research design laboratory

Canadians Go Dark: 18.01.2012

At the time of writing this entry, there is a blackout in my neighbourhood. I've lit a candle, wrapped myself up in a sleeping bag and checked the battery life on my laptop: 5 hours and 4 minutes. It's winter, it's cold, it's dark. No light, no heat, no internet. This made me think more seriously about the impact of a blackout on Canadians - even if the metaphor is stretched a little for the point I'm about to make - it's about not having access to things you need and have become accustomed to.

If you're online today and remotely interested in internet policy, it's likely you get that I'm referencing the online protest -- a mass web blackout -- striking against SOPA and PIPA.

SOPA (Stop Online Piracy Act) and PIPA (Protect IP Act) are essentially two sides of the same anti-piracy coin. SOPA is the House of Representative’s version (House Bill HR. 3261), while PIPA resides in the Senate (Senate Bill S. 968).
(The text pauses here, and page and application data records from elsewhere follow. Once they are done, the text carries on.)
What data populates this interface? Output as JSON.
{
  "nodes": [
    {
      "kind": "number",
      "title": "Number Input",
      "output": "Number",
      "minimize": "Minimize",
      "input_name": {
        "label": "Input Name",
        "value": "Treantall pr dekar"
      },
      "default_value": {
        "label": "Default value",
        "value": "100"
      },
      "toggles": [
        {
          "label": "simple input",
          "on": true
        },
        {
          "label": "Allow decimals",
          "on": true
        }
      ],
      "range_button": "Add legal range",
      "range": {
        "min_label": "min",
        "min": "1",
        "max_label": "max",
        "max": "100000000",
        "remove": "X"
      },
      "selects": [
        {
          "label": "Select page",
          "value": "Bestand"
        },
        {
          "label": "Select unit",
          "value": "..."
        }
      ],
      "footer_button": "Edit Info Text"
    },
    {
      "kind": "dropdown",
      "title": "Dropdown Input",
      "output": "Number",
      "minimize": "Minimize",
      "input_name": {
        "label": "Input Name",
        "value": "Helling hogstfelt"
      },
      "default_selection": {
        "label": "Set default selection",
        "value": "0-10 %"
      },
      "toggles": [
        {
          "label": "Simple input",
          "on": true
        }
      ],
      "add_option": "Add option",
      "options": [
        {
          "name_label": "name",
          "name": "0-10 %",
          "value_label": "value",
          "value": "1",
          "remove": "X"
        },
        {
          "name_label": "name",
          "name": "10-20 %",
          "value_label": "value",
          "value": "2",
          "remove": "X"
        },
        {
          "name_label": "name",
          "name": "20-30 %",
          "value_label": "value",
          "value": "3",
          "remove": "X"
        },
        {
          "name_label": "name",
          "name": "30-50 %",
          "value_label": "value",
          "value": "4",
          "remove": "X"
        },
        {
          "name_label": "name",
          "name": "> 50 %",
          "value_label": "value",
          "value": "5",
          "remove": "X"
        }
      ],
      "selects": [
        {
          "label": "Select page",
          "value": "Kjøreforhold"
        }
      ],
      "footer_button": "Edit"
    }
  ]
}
If these bills pass, the Web - as we know it - will cease to exist. In brief, these would allow major media players such as the Motion Picture Association of America, the Recording Industry Association of America, and the U.S. Chamber of Commerce, to dictate the contents of the web, via the US government. The bills are framed by those in favour of it as a response to the loss of income (and control) incurred by the web, and more specifically, by infringements on copyright via illegal music and movie circulation --pirating-- outside of the US. So, if passed, the bills would give the US government the ability to pull the plug on any site they deemed infringing, block payments, make search engines into filters, and ISP into border guards. And all if this without a clear definition of what constitutes infringement and without due process: guilty until proven innocent.

Those not in favour of these bills - the large majority of well-informed web users - are pointing out the serious threat SOPA and PIPA pose to the web, if not to culture itself. SOPA and PIPA benefit absolutely nobody, not even those naively in support because they believe the bills to really be about copyright, and copyright to be about putting money in the hands of deserving creators. This is part of the reason popular sites like Wikipedia, Reddit, EFF, etc., are blacked out for the day, to protest two bills that attest to the stronghold of corporate media over government legislation. And why does this matter to Canadians? Because it foreshadows what's coming north. Because a lot of domain names for Canadian sites are registered in the US. Because the bills would cost millions upon millions of tax payers' money to implement. And because you can't change part of the internet without changing the internet - it's one giant beautiful mess and nobody's business to clean up.

For more on all this, I recommend Michael Geist: